>>>
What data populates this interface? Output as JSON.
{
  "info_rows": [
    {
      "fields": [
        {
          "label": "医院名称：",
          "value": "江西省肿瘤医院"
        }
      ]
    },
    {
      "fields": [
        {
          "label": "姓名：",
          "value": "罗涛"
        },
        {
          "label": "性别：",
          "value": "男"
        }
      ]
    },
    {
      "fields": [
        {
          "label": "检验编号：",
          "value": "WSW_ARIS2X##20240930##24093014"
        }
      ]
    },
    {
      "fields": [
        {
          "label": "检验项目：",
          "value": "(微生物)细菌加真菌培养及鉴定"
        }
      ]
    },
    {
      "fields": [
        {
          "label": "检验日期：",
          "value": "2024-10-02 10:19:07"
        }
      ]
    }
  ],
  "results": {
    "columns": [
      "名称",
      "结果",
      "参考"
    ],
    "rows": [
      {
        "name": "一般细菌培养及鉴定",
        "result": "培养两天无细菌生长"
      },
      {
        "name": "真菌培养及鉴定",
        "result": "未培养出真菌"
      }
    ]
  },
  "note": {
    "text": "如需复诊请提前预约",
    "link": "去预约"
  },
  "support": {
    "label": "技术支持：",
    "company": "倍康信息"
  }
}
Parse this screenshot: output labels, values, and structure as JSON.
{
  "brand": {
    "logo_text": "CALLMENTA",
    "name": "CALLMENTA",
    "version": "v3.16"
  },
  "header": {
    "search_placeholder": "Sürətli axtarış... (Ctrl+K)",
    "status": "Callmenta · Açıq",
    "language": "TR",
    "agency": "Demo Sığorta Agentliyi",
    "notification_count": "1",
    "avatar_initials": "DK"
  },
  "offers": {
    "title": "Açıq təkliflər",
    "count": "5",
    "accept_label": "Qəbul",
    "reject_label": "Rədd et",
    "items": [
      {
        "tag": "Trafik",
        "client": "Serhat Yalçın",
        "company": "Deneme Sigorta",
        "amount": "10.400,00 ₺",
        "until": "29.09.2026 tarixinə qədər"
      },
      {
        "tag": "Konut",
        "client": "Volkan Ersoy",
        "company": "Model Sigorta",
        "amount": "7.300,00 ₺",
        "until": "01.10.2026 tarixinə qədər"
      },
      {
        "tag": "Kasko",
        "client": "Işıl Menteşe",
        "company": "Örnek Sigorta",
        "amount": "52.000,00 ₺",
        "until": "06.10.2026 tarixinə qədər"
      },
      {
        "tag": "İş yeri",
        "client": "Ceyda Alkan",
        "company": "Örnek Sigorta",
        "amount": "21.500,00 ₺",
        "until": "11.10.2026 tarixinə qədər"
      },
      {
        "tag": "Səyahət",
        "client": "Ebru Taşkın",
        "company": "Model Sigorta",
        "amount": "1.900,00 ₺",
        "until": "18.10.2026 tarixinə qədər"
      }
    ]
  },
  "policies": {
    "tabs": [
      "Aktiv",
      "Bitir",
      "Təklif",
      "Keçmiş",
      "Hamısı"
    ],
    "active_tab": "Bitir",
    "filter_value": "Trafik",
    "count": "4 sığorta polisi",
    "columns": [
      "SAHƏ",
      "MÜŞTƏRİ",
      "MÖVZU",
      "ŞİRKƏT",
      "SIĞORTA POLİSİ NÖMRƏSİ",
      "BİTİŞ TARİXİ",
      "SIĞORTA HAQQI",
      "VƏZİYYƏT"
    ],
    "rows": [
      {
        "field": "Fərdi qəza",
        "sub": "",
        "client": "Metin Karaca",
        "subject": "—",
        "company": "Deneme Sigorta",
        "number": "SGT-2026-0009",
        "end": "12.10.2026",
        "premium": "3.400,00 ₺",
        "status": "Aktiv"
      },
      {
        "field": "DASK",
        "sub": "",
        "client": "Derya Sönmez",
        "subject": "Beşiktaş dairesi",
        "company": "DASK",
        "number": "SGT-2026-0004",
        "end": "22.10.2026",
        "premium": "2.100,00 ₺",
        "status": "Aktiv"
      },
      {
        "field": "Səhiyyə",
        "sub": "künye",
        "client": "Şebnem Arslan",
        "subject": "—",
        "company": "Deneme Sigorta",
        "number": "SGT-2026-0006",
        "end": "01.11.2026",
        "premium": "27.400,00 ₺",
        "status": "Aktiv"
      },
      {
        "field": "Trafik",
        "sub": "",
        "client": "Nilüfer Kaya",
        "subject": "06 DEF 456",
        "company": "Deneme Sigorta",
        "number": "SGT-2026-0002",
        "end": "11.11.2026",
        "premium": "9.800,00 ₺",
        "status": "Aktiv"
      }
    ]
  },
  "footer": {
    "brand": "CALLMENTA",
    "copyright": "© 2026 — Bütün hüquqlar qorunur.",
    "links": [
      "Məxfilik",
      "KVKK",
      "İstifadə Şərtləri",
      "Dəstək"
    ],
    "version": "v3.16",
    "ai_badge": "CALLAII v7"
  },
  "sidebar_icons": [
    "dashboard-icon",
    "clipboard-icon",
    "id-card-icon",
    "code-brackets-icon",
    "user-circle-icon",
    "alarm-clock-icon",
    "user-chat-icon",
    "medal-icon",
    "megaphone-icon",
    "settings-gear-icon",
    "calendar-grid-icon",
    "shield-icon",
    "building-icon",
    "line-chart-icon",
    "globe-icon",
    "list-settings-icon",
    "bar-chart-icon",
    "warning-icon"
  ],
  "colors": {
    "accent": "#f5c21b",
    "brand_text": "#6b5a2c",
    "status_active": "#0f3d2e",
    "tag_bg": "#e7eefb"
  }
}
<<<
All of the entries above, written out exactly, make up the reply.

What data populates this interface? Output as JSON.
{
  "info_rows": [
    {
      "fields": [
        {
          "label": "医院名称：",
          "value": "江西省肿瘤医院"
        }
      ]
    },
    {
      "fields": [
        {
          "label": "姓名：",
          "value": "罗涛"
        },
        {
          "label": "性别：",
          "value": "男"
        }
      ]
    },
    {
      "fields": [
        {
          "label": "检验编号：",
          "value": "WSW_ARIS2X##20240930##24093014"
        }
      ]
    },
    {
      "fields": [
        {
          "label": "检验项目：",
          "value": "(微生物)细菌加真菌培养及鉴定"
        }
      ]
    },
    {
      "fields": [
        {
          "label": "检验日期：",
          "value": "2024-10-02 10:19:07"
        }
      ]
    }
  ],
  "results": {
    "columns": [
      "名称",
      "结果",
      "参考"
    ],
    "rows": [
      {
        "name": "一般细菌培养及鉴定",
        "result": "培养两天无细菌生长"
      },
      {
        "name": "真菌培养及鉴定",
        "result": "未培养出真菌"
      }
    ]
  },
  "note": {
    "text": "如需复诊请提前预约",
    "link": "去预约"
  },
  "support": {
    "label": "技术支持：",
    "company": "倍康信息"
  }
}
Parse this screenshot: output labels, values, and structure as JSON.
{
  "brand": {
    "logo_text": "CALLMENTA",
    "name": "CALLMENTA",
    "version": "v3.16"
  },
  "header": {
    "search_placeholder": "Sürətli axtarış... (Ctrl+K)",
    "status": "Callmenta · Açıq",
    "language": "TR",
    "agency": "Demo Sığorta Agentliyi",
    "notification_count": "1",
    "avatar_initials": "DK"
  },
  "offers": {
    "title": "Açıq təkliflər",
    "count": "5",
    "accept_label": "Qəbul",
    "reject_label": "Rədd et",
    "items": [
      {
        "tag": "Trafik",
        "client": "Serhat Yalçın",
        "company": "Deneme Sigorta",
        "amount": "10.400,00 ₺",
        "until": "29.09.2026 tarixinə qədər"
      },
      {
        "tag": "Konut",
        "client": "Volkan Ersoy",
        "company": "Model Sigorta",
        "amount": "7.300,00 ₺",
        "until": "01.10.2026 tarixinə qədər"
      },
      {
        "tag": "Kasko",
        "client": "Işıl Menteşe",
        "company": "Örnek Sigorta",
        "amount": "52.000,00 ₺",
        "until": "06.10.2026 tarixinə qədər"
      },
      {
        "tag": "İş yeri",
        "client": "Ceyda Alkan",
        "company": "Örnek Sigorta",
        "amount": "21.500,00 ₺",
        "until": "11.10.2026 tarixinə qədər"
      },
      {
        "tag": "Səyahət",
        "client": "Ebru Taşkın",
        "company": "Model Sigorta",
        "amount": "1.900,00 ₺",
        "until": "18.10.2026 tarixinə qədər"
      }
    ]
  },
  "policies": {
    "tabs": [
      "Aktiv",
      "Bitir",
      "Təklif",
      "Keçmiş",
      "Hamısı"
    ],
    "active_tab": "Bitir",
    "filter_value": "Trafik",
    "count": "4 sığorta polisi",
    "columns": [
      "SAHƏ",
      "MÜŞTƏRİ",
      "MÖVZU",
      "ŞİRKƏT",
      "SIĞORTA POLİSİ NÖMRƏSİ",
      "BİTİŞ TARİXİ",
      "SIĞORTA HAQQI",
      "VƏZİYYƏT"
    ],
    "rows": [
      {
        "field": "Fərdi qəza",
        "sub": "",
        "client": "Metin Karaca",
        "subject": "—",
        "company": "Deneme Sigorta",
        "number": "SGT-2026-0009",
        "end": "12.10.2026",
        "premium": "3.400,00 ₺",
        "status": "Aktiv"
      },
      {
        "field": "DASK",
        "sub": "",
        "client": "Derya Sönmez",
        "subject": "Beşiktaş dairesi",
        "company": "DASK",
        "number": "SGT-2026-0004",
        "end": "22.10.2026",
        "premium": "2.100,00 ₺",
        "status": "Aktiv"
      },
      {
        "field": "Səhiyyə",
        "sub": "künye",
        "client": "Şebnem Arslan",
        "subject": "—",
        "company": "Deneme Sigorta",
        "number": "SGT-2026-0006",
        "end": "01.11.2026",
        "premium": "27.400,00 ₺",
        "status": "Aktiv"
      },
      {
        "field": "Trafik",
        "sub": "",
        "client": "Nilüfer Kaya",
        "subject": "06 DEF 456",
        "company": "Deneme Sigorta",
        "number": "SGT-2026-0002",
        "end": "11.11.2026",
        "premium": "9.800,00 ₺",
        "status": "Aktiv"
      }
    ]
  },
  "footer": {
    "brand": "CALLMENTA",
    "copyright": "© 2026 — Bütün hüquqlar qorunur.",
    "links": [
      "Məxfilik",
      "KVKK",
      "İstifadə Şərtləri",
      "Dəstək"
    ],
    "version": "v3.16",
    "ai_badge": "CALLAII v7"
  },
  "sidebar_icons": [
    "dashboard-icon",
    "clipboard-icon",
    "id-card-icon",
    "code-brackets-icon",
    "user-circle-icon",
    "alarm-clock-icon",
    "user-chat-icon",
    "medal-icon",
    "megaphone-icon",
    "settings-gear-icon",
    "calendar-grid-icon",
    "shield-icon",
    "building-icon",
    "line-chart-icon",
    "globe-icon",
    "list-settings-icon",
    "bar-chart-icon",
    "warning-icon"
  ],
  "colors": {
    "accent": "#f5c21b",
    "brand_text": "#6b5a2c",
    "status_active": "#0f3d2e",
    "tag_bg": "#e7eefb"
  }
}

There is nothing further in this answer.